U of M civil engineering professor Jeannette Montufar earned 3,144 votes. Montufar, who completed all three levels of education at the U of M, founded the Hummingbird Education Fund to support underprivileged women in pursuing post-secondary education.

Green Party leader James Beddome, a lawyer and U of M alumnus, garnered 1,709 votes.

Liberal candidate Johanna Wood, an Armed Forces veteran who served in municipal government before running provincially, gained 793 votes.

Fort Rouge

Fort Rouge, which covers the area bounded by Guelph St., Carter Ave., and the Red and Assiniboine rivers, was a hotly contested district. NDP candidate Wab Kinew, a popular broadcaster, musician, and University of Winnipeg employee, won with 2,275 votes.

Kinew drew fire from Liberals early in the campaign for tweets and song lyrics that some considered offensive. This was in response to the Liberals being forced to drop controversial candidate Jamie Hall.

Liberal leader Rana Bokhari fell to third place at 1,290 votes. Bokhari was a strong contender before campaigning kicked off, but she lost key staffers and a number of candidates and had difficulty recovering from some gaffes on the campaign trail.

PC candidate Audrey Gordon garnered 1,649 votes. Gordon, a master of business administration alumnus from U of M, has worked in both government and industry as a business operator and health care manager.

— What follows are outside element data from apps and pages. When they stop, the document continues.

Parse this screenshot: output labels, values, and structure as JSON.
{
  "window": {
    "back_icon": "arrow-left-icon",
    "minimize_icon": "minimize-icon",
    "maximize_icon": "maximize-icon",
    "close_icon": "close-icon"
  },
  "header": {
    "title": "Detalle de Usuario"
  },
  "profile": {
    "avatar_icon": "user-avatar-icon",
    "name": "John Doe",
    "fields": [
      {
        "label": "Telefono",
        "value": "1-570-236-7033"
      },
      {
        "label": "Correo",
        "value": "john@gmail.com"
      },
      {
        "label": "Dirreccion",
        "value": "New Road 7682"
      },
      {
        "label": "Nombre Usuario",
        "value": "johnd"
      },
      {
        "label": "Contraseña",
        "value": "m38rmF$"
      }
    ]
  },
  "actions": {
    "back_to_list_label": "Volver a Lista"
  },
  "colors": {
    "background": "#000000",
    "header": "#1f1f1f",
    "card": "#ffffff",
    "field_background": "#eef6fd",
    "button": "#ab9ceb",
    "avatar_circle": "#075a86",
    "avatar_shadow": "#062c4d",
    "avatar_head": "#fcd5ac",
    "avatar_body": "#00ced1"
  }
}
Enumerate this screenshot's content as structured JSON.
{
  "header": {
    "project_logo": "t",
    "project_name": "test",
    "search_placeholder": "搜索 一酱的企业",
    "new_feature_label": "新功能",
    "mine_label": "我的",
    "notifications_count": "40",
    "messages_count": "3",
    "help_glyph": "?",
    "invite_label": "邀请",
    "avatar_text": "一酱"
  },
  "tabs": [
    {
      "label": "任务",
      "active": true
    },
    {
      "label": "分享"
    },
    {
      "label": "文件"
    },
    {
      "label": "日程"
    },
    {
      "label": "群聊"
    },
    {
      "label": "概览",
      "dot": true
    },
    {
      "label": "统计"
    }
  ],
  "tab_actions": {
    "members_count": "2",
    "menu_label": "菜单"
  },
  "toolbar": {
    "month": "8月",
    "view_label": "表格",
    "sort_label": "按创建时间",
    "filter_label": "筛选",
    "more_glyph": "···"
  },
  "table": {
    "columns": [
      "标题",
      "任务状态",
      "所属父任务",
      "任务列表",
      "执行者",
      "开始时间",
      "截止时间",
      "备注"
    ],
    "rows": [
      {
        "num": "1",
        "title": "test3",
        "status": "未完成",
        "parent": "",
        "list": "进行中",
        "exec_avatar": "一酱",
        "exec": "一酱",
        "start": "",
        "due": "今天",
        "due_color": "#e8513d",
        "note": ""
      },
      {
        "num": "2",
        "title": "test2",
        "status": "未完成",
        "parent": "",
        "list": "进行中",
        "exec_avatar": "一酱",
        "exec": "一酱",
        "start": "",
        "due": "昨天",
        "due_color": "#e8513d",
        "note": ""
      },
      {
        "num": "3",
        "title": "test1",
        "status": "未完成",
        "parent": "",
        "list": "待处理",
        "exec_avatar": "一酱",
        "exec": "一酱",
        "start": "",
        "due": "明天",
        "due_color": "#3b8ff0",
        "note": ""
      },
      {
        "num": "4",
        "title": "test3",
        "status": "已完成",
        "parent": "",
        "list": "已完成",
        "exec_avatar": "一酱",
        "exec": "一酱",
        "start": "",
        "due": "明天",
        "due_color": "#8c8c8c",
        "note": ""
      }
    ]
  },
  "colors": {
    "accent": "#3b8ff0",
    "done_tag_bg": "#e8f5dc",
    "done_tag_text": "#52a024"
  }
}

Green Party candidate Grant Sharp finished with 790 votes. Manitoba Party candidate Matthew Ostrove gained 136. Communist candidate Paula Ducharme received 37 votes.